Valve just wrapped up what has to be one of the shortest CES press conferences on record. Just seven minutes after taking the floor to pull back the curtain on 13 different Steam machines, Gabe Newell ended his speech, answered a few questions, and directed journalists to the hardware makers for actual details. The live blogs at Ars Technica and The Verge both commented on the abrupt ending, which reinforced Newell's assertion that Valve sees itself as an enabler in the console space.The company isn't there to provide Steam machines, but to create an environment where hardware vendors can offer their own.
And there are plenty of system makers on board.
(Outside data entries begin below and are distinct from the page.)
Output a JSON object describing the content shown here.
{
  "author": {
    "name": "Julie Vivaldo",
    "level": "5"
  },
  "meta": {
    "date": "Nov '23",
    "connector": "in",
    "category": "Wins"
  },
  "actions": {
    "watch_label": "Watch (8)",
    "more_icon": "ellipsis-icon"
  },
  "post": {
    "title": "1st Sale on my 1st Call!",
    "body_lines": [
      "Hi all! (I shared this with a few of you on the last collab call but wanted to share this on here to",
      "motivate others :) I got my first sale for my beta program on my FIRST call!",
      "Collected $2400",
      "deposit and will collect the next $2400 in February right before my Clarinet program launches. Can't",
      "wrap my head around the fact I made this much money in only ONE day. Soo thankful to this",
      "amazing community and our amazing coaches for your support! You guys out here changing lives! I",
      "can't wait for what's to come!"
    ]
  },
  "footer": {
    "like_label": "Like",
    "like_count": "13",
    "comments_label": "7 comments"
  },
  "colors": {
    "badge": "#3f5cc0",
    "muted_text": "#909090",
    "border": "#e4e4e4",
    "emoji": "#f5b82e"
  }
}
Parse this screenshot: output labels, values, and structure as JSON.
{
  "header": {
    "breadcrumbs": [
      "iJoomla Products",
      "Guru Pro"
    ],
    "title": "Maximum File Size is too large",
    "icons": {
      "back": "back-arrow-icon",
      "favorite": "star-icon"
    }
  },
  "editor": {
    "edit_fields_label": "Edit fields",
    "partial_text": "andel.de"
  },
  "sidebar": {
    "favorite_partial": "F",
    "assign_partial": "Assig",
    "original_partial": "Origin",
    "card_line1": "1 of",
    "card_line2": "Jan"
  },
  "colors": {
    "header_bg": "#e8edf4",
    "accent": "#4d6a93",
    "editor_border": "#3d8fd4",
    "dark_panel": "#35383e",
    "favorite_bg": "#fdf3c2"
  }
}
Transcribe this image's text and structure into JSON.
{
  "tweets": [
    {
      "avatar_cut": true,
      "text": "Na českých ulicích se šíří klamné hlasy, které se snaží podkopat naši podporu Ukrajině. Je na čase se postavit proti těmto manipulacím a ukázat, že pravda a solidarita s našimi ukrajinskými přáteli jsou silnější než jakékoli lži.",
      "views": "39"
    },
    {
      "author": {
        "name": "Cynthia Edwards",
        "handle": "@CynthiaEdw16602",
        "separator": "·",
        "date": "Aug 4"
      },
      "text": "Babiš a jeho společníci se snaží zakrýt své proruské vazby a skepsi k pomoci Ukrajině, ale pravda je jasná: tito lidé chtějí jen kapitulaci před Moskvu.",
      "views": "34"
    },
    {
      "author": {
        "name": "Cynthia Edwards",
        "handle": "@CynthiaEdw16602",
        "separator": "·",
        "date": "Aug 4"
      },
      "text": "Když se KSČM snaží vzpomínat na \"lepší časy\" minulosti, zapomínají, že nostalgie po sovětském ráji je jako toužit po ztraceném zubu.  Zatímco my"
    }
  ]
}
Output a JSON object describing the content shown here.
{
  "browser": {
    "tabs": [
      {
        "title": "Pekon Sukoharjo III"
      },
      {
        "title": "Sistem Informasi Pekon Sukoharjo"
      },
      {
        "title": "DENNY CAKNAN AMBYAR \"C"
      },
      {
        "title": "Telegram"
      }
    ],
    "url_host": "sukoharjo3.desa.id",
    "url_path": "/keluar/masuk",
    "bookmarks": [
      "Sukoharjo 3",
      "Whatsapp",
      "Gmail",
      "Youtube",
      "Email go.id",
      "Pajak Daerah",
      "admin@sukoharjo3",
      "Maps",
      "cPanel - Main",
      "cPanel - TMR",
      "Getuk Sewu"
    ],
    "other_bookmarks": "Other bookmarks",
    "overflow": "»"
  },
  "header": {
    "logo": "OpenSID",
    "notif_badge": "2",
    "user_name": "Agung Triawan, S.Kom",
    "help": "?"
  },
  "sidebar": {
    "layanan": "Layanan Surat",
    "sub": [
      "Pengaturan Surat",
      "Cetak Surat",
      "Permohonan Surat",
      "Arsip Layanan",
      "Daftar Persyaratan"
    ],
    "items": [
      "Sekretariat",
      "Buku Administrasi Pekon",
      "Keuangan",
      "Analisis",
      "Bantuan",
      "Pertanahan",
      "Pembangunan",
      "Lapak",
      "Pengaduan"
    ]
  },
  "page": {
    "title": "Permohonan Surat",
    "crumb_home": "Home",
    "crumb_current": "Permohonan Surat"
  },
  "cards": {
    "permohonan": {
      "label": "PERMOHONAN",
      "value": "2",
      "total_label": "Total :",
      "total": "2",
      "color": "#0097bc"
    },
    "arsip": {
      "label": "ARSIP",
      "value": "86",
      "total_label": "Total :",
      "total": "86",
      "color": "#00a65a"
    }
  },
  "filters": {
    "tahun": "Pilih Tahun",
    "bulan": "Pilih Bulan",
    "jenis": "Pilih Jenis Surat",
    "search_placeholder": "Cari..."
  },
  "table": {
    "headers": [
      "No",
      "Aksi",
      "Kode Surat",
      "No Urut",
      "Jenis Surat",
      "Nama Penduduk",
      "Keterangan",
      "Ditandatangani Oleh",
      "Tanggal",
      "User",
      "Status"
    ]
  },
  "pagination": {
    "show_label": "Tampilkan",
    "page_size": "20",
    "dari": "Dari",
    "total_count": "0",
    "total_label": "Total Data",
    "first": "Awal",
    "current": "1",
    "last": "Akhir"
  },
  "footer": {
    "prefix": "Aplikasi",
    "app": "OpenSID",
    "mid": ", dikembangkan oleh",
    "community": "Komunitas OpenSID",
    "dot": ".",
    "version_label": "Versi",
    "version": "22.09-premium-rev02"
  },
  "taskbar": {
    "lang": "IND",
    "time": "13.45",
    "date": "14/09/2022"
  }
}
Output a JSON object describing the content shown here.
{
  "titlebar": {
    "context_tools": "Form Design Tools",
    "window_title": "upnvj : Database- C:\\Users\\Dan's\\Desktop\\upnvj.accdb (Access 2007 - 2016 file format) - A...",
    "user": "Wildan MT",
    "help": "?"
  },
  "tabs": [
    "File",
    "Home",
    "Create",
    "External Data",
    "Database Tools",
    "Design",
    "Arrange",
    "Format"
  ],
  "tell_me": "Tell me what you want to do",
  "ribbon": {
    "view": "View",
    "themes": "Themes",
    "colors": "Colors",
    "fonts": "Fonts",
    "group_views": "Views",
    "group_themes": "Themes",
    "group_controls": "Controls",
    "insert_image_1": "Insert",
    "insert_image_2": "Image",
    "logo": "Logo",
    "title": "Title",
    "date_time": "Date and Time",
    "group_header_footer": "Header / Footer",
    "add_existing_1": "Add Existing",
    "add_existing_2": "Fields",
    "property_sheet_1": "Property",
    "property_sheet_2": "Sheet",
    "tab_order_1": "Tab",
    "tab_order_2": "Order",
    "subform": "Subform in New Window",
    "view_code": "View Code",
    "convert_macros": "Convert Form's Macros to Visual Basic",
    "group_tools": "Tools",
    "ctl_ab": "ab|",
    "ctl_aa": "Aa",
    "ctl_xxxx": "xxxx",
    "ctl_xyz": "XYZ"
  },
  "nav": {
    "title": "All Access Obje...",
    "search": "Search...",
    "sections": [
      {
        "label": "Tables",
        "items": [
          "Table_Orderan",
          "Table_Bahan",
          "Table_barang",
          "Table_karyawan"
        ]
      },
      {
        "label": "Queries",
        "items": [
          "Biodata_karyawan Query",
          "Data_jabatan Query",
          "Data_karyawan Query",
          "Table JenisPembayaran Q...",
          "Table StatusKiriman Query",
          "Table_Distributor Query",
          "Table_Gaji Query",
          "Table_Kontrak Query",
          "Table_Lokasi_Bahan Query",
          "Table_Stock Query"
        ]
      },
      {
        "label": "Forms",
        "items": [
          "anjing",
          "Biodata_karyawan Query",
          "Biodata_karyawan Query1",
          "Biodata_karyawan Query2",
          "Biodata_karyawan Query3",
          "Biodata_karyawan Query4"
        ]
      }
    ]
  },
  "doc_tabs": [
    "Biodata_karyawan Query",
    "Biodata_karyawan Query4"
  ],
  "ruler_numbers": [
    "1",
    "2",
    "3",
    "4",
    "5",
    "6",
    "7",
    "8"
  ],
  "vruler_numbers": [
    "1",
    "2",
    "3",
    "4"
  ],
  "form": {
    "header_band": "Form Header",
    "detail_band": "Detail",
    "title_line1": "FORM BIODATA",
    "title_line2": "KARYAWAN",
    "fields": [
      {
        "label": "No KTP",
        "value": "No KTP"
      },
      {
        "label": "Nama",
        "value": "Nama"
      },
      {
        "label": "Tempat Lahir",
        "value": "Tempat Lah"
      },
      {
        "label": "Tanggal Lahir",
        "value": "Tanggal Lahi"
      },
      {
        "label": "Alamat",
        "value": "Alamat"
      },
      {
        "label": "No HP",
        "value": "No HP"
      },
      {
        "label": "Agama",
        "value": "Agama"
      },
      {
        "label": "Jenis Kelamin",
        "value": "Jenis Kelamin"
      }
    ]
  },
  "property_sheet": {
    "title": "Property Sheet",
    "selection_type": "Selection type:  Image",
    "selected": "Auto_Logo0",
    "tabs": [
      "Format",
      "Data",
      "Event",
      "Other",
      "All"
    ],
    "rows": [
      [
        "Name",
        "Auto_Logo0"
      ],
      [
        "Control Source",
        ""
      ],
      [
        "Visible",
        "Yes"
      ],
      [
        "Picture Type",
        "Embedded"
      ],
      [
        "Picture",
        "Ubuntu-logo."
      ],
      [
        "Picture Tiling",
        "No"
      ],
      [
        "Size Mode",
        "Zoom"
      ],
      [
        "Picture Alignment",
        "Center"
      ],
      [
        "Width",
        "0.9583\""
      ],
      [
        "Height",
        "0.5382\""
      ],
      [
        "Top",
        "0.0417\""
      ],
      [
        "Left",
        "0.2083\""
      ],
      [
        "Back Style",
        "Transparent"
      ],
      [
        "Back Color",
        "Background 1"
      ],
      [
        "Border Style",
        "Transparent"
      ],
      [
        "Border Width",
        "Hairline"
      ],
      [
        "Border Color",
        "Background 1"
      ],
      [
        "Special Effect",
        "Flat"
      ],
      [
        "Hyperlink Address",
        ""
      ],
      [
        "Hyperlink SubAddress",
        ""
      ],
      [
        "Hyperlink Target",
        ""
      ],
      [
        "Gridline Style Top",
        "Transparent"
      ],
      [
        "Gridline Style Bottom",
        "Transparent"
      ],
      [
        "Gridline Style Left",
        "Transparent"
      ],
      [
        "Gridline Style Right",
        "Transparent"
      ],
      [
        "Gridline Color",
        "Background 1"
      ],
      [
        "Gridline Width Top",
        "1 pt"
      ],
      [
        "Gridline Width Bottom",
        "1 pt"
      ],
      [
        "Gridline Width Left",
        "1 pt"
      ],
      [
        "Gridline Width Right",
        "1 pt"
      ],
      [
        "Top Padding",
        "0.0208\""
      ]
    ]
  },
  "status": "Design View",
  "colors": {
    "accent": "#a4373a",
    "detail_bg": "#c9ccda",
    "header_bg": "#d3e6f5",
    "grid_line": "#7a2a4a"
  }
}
Those 13 Steam machines come from 13 different vendors, including Gigabyte, Zotac, Alienware, Falcon Northwest, Digital Storm, iBuypower, CyberPowerPC, Origin, Alternate, Next, Scan, Materiel, and Webhallen. The systems cover a range of sizes, from a NUC-like Gigabyte box to console-sized models like this $499 offering from iBuypower. There are even a few larger rigs based on what appear to be off-the-shelf Mini-ITX cases.
Along with the range of sizes comes a variety of configurations. The individual system builders are free to decide whether to include Valve's Steam controller, and Newell noted that peripheral makers can come up with their own controllers for SteamOS. Unfortunately, we still don't know when Valve's gamepad will be available or how much it will cost. The company is still in the early stages of a beta test that's put prototype systems and controllers in the hands of 300 gamers culled from the Steam community. Newell said the testers are pretty happy so far. He wants to push them harder to look for flaws, though.
I'm sure someone will find a subtle nod to Half-Life 3 at the press event. However, there was no official news on the highly anticipated title. Newell said surprisingly little about SteamOS games in general. He did claim that Dota 2 is "bigger than Monday Night Football," though I can't find any supporting evidence for that assertion. Dota 2 has already been ported to Linux, at least.